Several Democrats on the committee noted the importance of addressing systemic inequalities that have placed many minority students, faculty and staff at greater exposure to the virus as well as its effects on their ability to complete college and attain jobs. Many low-income and minority students already faced hardships that have been compounded by the pandemic, said Sen. Patty Murray (D-Washington).
Logan Hampton, president of Lane College, a historically black four-year institution in Jackson, Tennessee, called on Congress to double the Pell Grant maximum to help students most in need – which other presidents on the panel supported. He cited a survey at his college that indicated 78 percent of students asked for funds for food and 73 percent asked for funds for housing.
Hampton also requested lawmakers to invest an additional $1 billion in emergency funding for historically black colleges and universities, tribal colleges and universities, and minority-serving institutions. This would be in addition to $1 billion provided to those institutions through the CARES Act. He said his college would use those funds to: increase the technology infrastructure on campus; help students with personal technology; pay for wifi or provide wifi for students; hire staff to train faculty and students to deliver and receive online instruction; and help students with food and housing.
Debt but no credential

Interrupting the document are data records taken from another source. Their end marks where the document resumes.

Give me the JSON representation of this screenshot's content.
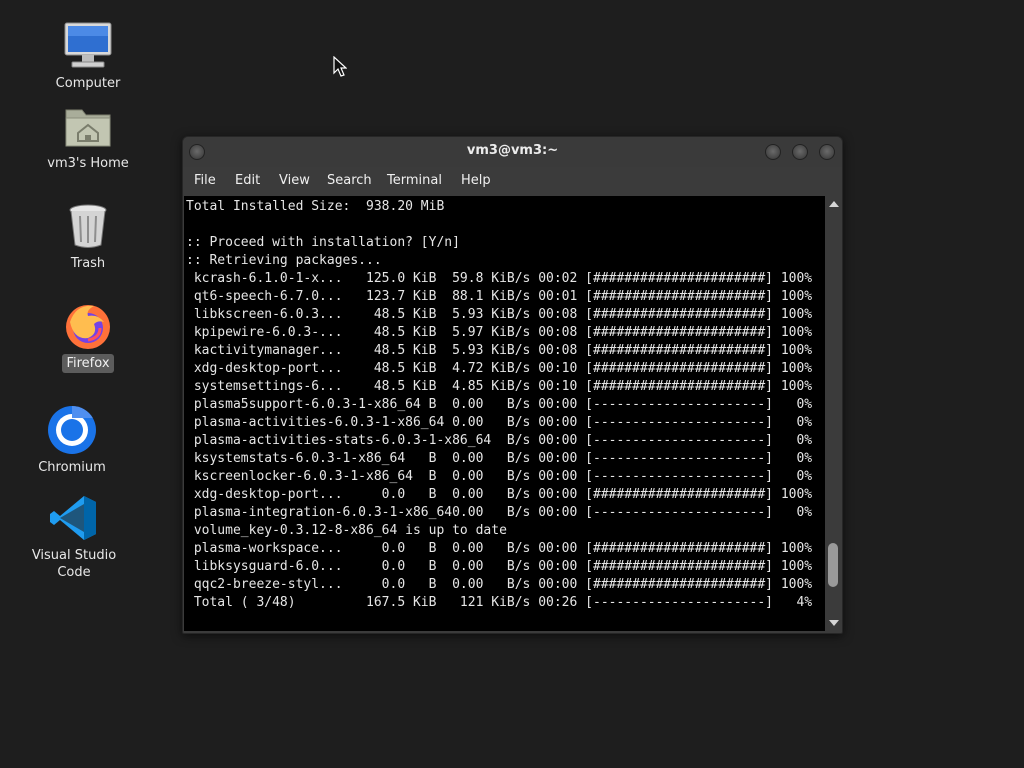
{
  "desktop": {
    "icons": [
      {
        "label": "Computer",
        "icon": "computer-icon"
      },
      {
        "label": "vm3's Home",
        "icon": "home-folder-icon"
      },
      {
        "label": "Trash",
        "icon": "trash-icon"
      },
      {
        "label": "Firefox",
        "icon": "firefox-icon",
        "selected": true
      },
      {
        "label": "Chromium",
        "icon": "chromium-icon"
      },
      {
        "label": "Visual Studio Code",
        "icon": "vscode-icon"
      }
    ]
  },
  "window": {
    "title": "vm3@vm3:~",
    "menu": [
      "File",
      "Edit",
      "View",
      "Search",
      "Terminal",
      "Help"
    ]
  },
  "terminal": {
    "lines": [
      "Total Installed Size:  938.20 MiB",
      "",
      ":: Proceed with installation? [Y/n]",
      ":: Retrieving packages...",
      " kcrash-6.1.0-1-x...   125.0 KiB  59.8 KiB/s 00:02 [######################] 100%",
      " qt6-speech-6.7.0...   123.7 KiB  88.1 KiB/s 00:01 [######################] 100%",
      " libkscreen-6.0.3...    48.5 KiB  5.93 KiB/s 00:08 [######################] 100%",
      " kpipewire-6.0.3-...    48.5 KiB  5.97 KiB/s 00:08 [######################] 100%",
      " kactivitymanager...    48.5 KiB  5.93 KiB/s 00:08 [######################] 100%",
      " xdg-desktop-port...    48.5 KiB  4.72 KiB/s 00:10 [######################] 100%",
      " systemsettings-6...    48.5 KiB  4.85 KiB/s 00:10 [######################] 100%",
      " plasma5support-6.0.3-1-x86_64 B  0.00   B/s 00:00 [----------------------]   0%",
      " plasma-activities-6.0.3-1-x86_64 0.00   B/s 00:00 [----------------------]   0%",
      " plasma-activities-stats-6.0.3-1-x86_64  B/s 00:00 [----------------------]   0%",
      " ksystemstats-6.0.3-1-x86_64   B  0.00   B/s 00:00 [----------------------]   0%",
      " kscreenlocker-6.0.3-1-x86_64  B  0.00   B/s 00:00 [----------------------]   0%",
      " xdg-desktop-port...     0.0   B  0.00   B/s 00:00 [######################] 100%",
      " plasma-integration-6.0.3-1-x86_640.00   B/s 00:00 [----------------------]   0%",
      " volume_key-0.3.12-8-x86_64 is up to date",
      " plasma-workspace...     0.0   B  0.00   B/s 00:00 [######################] 100%",
      " libksysguard-6.0...     0.0   B  0.00   B/s 00:00 [######################] 100%",
      " qqc2-breeze-styl...     0.0   B  0.00   B/s 00:00 [######################] 100%",
      " Total ( 3/48)         167.5 KiB   121 KiB/s 00:26 [----------------------]   4%"
    ]
  },
  "scrollbar": {
    "position": 0.92
  }
}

Sen. Susan Collins (R-Maine) noted that she was concerned if colleges do not reopen this fall, it could increase the number of college students with some college but no credential. She asked the panel members for their opinions about expanding programs such as federal TRIO programs, which in Maine serves more than 7,300 students by providing services that encourage students to stay in college and earn a credential.
Brown’s Paxson added that if colleges close, it may also be difficult for students at those institutions to find other colleges where they can complete their degree.
“We need to keep a close eye on persistence in education and degree completion, especially during this time,” she said.
Seeking liability protection
Colleges and universities are also seeking temporary liability protection related to the pandemic. However, some organizations representing students and labor are pushing back on that, and Sen. Elizabeth Warren (D-Massachusetts) said the request from higher education is too broad.
But Brown’s Paxson noted that colleges are trying to address all aspects of opening a college and keeping everyone safe during a pandemic that is unprecedented. All colleges are taking precautions but they are concerned about potential class-action lawsuits, which could draw on an institutions’ already limited resources, she said.